Thyssenkrupp Steel wants to significantly reduce its production capacity in Duisburg. This also has an impact on employees. Because this “will also imply a reduction in jobs that cannot yet be quantified”, as the steel division of the industrial group announced on Thursday afternoon in Duisburg. This will also affect subsequent processing stages, as well as administration and service areas.

Around 27,000 people currently work in the division, 13,000 of them in Duisburg. An employment guarantee applies until the end of March 2026. “The stated objective is to continue to avoid layoffs for operational reasons,” the statement said.

Thyssenkrupp Steel: Measures necessary to maintain competitiveness

“The planned measures are absolutely necessary to maintain competitiveness and ensure a secure future for steel production at the Duisburg plant,” the company explained. This would also ensure high-quality jobs in the long term and make the basic steel supply resilient for industrial value creation in Germany. “Deep optimizations in the production network should significantly increase competitiveness and profitability.”

The target is Thyssenkrupp Position steel for the future in persistently challenging market conditions. The core of the realignment will be a reduction in installed production capacity to around 9 to 9.5 million tonnes per year. This corresponds approximately to the level of the last three years. “The current production capacity, however, is planned for about 11.5 million tons.” These 11.5 million tonnes also include the quantities of steel produced by the Duisburg company HKM, in which Thyssenkrupp Steel has a 50 percent stake.

Target: production in a completely climate-neutral way by 2045 at the latest
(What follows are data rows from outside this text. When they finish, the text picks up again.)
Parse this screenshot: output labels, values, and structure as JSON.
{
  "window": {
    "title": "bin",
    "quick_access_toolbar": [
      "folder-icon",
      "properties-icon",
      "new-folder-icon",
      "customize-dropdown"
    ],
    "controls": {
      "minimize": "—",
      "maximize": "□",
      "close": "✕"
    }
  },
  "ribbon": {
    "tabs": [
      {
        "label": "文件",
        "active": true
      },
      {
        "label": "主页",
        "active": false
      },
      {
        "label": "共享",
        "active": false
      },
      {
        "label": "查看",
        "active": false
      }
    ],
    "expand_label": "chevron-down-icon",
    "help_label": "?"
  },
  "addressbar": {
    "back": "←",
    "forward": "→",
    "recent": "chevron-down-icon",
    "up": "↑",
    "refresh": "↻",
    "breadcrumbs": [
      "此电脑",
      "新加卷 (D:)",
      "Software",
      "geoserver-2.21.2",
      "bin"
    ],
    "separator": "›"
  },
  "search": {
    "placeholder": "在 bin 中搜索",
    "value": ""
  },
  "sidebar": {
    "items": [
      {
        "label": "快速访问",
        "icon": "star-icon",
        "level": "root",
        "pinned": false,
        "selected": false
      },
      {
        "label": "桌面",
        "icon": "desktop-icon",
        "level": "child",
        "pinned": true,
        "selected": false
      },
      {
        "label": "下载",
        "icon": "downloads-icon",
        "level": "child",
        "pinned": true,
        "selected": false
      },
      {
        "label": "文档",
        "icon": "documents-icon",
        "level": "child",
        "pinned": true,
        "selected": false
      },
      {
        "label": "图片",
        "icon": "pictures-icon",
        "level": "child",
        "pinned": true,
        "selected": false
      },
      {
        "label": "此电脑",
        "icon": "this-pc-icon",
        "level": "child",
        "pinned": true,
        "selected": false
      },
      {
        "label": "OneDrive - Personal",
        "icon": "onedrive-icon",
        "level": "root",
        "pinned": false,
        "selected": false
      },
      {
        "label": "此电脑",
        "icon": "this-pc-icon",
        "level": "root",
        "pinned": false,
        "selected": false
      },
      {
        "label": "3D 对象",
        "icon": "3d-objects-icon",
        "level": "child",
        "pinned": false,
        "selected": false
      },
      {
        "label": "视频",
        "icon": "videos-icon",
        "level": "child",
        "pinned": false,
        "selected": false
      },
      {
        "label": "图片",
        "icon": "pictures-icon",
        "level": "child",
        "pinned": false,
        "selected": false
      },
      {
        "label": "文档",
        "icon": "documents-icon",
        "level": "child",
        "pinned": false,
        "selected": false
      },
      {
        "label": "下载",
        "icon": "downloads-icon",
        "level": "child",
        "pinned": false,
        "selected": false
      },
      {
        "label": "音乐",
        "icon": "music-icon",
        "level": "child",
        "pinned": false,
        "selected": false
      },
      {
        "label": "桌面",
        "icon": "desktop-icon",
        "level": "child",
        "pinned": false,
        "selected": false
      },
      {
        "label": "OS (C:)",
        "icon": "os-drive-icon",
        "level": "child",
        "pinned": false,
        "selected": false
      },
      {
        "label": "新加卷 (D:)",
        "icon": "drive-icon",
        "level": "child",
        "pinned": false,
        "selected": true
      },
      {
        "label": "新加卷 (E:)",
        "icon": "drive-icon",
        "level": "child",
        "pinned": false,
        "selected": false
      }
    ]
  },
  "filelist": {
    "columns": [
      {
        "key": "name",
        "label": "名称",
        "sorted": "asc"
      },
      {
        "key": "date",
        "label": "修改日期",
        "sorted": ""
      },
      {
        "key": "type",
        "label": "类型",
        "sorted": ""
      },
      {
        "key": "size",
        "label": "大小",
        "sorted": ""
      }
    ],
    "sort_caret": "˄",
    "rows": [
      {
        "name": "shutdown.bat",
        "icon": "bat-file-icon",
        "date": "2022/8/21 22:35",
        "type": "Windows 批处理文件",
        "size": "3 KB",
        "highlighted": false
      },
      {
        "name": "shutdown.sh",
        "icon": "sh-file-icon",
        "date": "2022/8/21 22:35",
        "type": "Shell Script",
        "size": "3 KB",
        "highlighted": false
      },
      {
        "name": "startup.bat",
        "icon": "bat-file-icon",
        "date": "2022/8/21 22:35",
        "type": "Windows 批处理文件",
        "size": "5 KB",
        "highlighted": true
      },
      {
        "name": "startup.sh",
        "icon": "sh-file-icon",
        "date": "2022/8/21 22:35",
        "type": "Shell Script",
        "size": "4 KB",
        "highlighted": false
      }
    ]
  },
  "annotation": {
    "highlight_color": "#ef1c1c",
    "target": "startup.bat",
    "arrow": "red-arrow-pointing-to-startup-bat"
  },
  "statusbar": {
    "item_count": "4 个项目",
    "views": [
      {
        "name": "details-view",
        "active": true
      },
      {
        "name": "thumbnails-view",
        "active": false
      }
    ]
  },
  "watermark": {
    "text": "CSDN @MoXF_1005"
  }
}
The planned realignment is a response, on the one hand, to the persistent weakness of the economy, but above all to the medium and long-term structural changes in the European steel market and in the main customers and target markets. In Germany in particular, these include high energy costs, which continue to rise due to climate policy targets, as well as unbridled increasing pressure from imports, mainly from Asia.

Plans for realignment are becoming even more concrete. The company then wants to advise them with co-management and the committees responsible for the steel sector.

The company stressed that it will continue to adapt its production towards climate-neutral steel production. “The construction of the first direct reduction plant in Duisburg will be carried out as planned, supported by the funds released for this by the federal government and regional governments.” the latter also has no restrictions.